I think that thatߞbut that, you know, interestingly, in the course of southern school, college, desegregation, really I think outside of the some of the other social roles, the only two institutions that probably faced that problem that much in terms of admissions criteria were U.Va. and Chapel Hill.
WILLIAM LINK:
Do you think theߞto what extent do you think that the secondary and elementary model was useful in attempting to tackle the problem of higher ed?
MARTIN GERRY:
Well, in North Carolina it was interesting because, of course, it's used in theߞat the community college, the technical school level. That is to say, it's open admission.
WILLIAM LINK:
Right.
MARTIN GERRY:
You know, the usualߞthe old academic freedom argument. When you look at the back tier, the AA level, North Carolina has one of the most extensive, and certainly one of the better quality, universal higher education systems.
WILLIAM LINK:
Right.
MARTIN GERRY:
So in North Carolina, it seems to me, it was already being used. And one of the things we kept trying to do was to talk to the people at the second tier level, if you want to call it that, higher education tier level, about creating some kind of parallel roots for the kids who went into that first level. Now, I think that's very muchߞit follows what we did in many cases in elementary and secondary education. I think it was a quite feasible approach. At least it appeared to be. Now how politically real it was in North Carolina, I don't know. But there seems to be a very strong community-based system in North Carolina, more than any other southern state, of these higher education institutions. Now, whether you could have ultimately done what was proposed for awhile in California, and is still being played around with, which is to be getting this sort of sorting out, you know, of the first two years of higher education from the last two. There have been proposals for quite a long time that, you know, turned Berkeley, for example, into a sort of an upper undergraduate institution and let some of the other colleges provide the first two years.
WILLIAM LINK:
Oh, yeah.
MARTIN GERRY:
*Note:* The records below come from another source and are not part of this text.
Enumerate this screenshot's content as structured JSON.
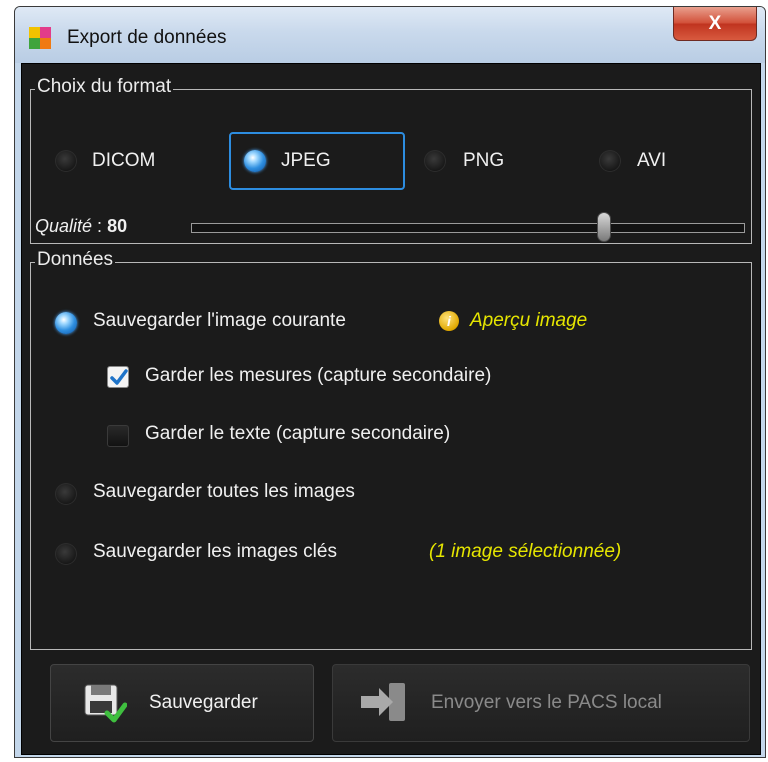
{
  "window": {
    "title": "Export de données",
    "close_label": "X"
  },
  "format_group": {
    "legend": "Choix du format",
    "options": [
      {
        "label": "DICOM",
        "selected": false
      },
      {
        "label": "JPEG",
        "selected": true
      },
      {
        "label": "PNG",
        "selected": false
      },
      {
        "label": "AVI",
        "selected": false
      }
    ],
    "quality_label": "Qualité",
    "quality_sep": " : ",
    "quality_value": "80"
  },
  "data_group": {
    "legend": "Données",
    "current_image": {
      "label": "Sauvegarder l'image courante",
      "selected": true
    },
    "preview_link": "Aperçu image",
    "keep_measures": {
      "label": "Garder les mesures (capture secondaire)",
      "checked": true
    },
    "keep_text": {
      "label": "Garder le texte (capture secondaire)",
      "checked": false
    },
    "all_images": {
      "label": "Sauvegarder toutes les images",
      "selected": false
    },
    "key_images": {
      "label": "Sauvegarder les images clés",
      "selected": false,
      "note": "(1 image sélectionnée)"
    }
  },
  "buttons": {
    "save": "Sauvegarder",
    "send_pacs": "Envoyer vers le PACS local"
  },
  "colors": {
    "accent_yellow": "#e6e600",
    "radio_selected": "#2f8fe0",
    "disabled_text": "#8a8a8a"
  },
  "icons": [
    "app-logo-icon",
    "close-icon",
    "radio-icon",
    "info-icon",
    "checkbox-icon",
    "save-disk-icon",
    "send-arrow-icon"
  ]
}
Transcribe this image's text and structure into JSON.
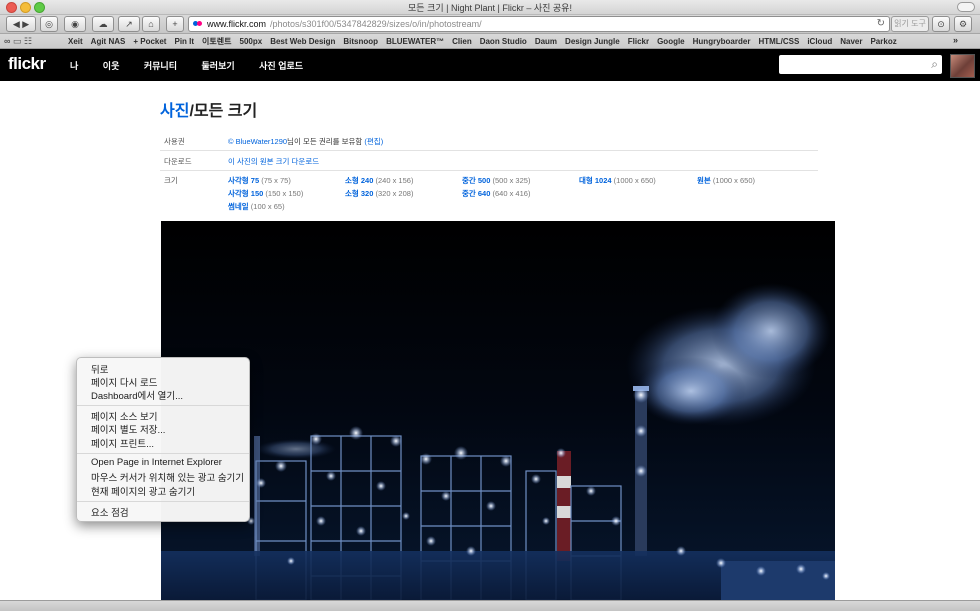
{
  "window": {
    "title": "모든 크기 | Night Plant | Flickr – 사진 공유!"
  },
  "toolbar": {
    "url_host": "www.flickr.com",
    "url_path": "/photos/s301f00/5347842829/sizes/o/in/photostream/",
    "reader_label": "읽기 도구",
    "refresh_icon": "refresh-icon"
  },
  "bookmarks": [
    "Xeit",
    "Agit NAS",
    "+ Pocket",
    "Pin It",
    "이토렌트",
    "500px",
    "Best Web Design",
    "Bitsnoop",
    "BLUEWATER™",
    "Clien",
    "Daon Studio",
    "Daum",
    "Design Jungle",
    "Flickr",
    "Google",
    "Hungryboarder",
    "HTML/CSS",
    "iCloud",
    "Naver",
    "Parkoz"
  ],
  "bookmarks_more": "»",
  "nav": {
    "logo": "flickr",
    "items": [
      "나",
      "이웃",
      "커뮤니티",
      "둘러보기",
      "사진 업로드"
    ]
  },
  "page": {
    "title_link": "사진",
    "title_rest": "/모든 크기",
    "rights_label": "사용권",
    "rights_owner": "BlueWater1290",
    "rights_text": "님이 모든 권리를 보유함",
    "rights_edit": "(편집)",
    "download_label": "다운로드",
    "download_link": "이 사진의 원본 크기 다운로드",
    "size_label": "크기",
    "sizes": [
      {
        "name": "사각형 75",
        "dim": "(75 x 75)"
      },
      {
        "name": "사각형 150",
        "dim": "(150 x 150)"
      },
      {
        "name": "썸네일",
        "dim": "(100 x 65)"
      },
      {
        "name": "소형 240",
        "dim": "(240 x 156)"
      },
      {
        "name": "소형 320",
        "dim": "(320 x 208)"
      },
      {
        "name": "중간 500",
        "dim": "(500 x 325)"
      },
      {
        "name": "중간 640",
        "dim": "(640 x 416)"
      },
      {
        "name": "대형 1024",
        "dim": "(1000 x 650)"
      },
      {
        "name": "원본",
        "dim": "(1000 x 650)"
      }
    ]
  },
  "context_menu": {
    "items": [
      "뒤로",
      "페이지 다시 로드",
      "Dashboard에서 열기...",
      "페이지 소스 보기",
      "페이지 별도 저장...",
      "페이지 프린트...",
      "Open Page in Internet Explorer",
      "마우스 커서가 위치해 있는 광고 숨기기",
      "현재 페이지의 광고 숨기기",
      "요소 점검"
    ]
  }
}
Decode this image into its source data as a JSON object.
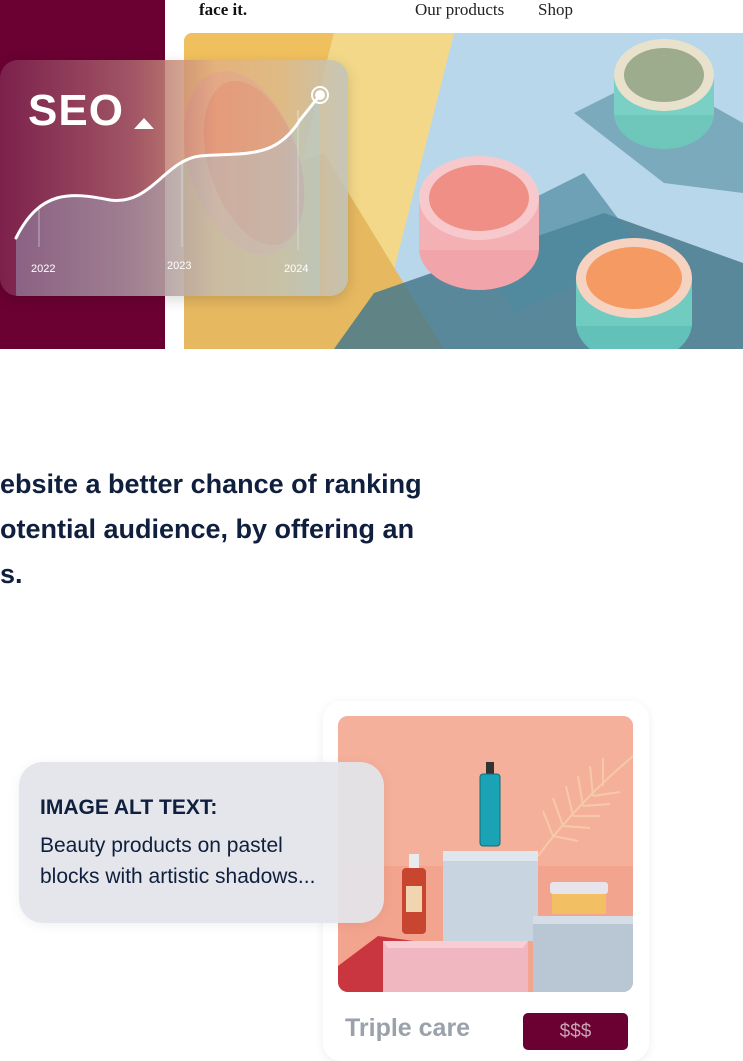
{
  "nav": {
    "logo": "face it.",
    "links": [
      "Our products",
      "Shop"
    ]
  },
  "seo_card": {
    "title": "SEO",
    "years": [
      "2022",
      "2023",
      "2024"
    ],
    "trend": "rising"
  },
  "headline": {
    "lines": [
      "ebsite a better chance of ranking",
      "otential audience, by offering an",
      "s."
    ]
  },
  "alt_text_card": {
    "title": "IMAGE ALT TEXT:",
    "description_lines": [
      "Beauty products on pastel",
      "blocks with artistic shadows..."
    ]
  },
  "product_card": {
    "name": "Triple care",
    "price_label": "$$$"
  },
  "colors": {
    "brand_maroon": "#6b0032",
    "text_navy": "#0f1f3d",
    "product_name_gray": "#9aa1aa"
  }
}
Create that kind of model. That might have been the beginning of an answer in North Carolina, I think. Because I think California actually is the other state with North Carolina. California and North Carolina probably are two of the most extensive systems. You could have, in other words, have begun to channel black and white students through some of these institutions byߞthat are quite numerous and community-based, and created at least an alternate route into higher education. It's the placeߞyou know, the University of Minnesota, there are a couple that they do something called the general college. But there are several models that could have been probably been pursued. How much I knew about that at the time I'm not sure. But I think that in retrospect, if I had it to do over again, I think I would have probably spent more time pursuing that sort of approach. In fact, it may well have happened in North Carolina. I don't know whether there have been some significant progress in that area. But it seemed like a natural.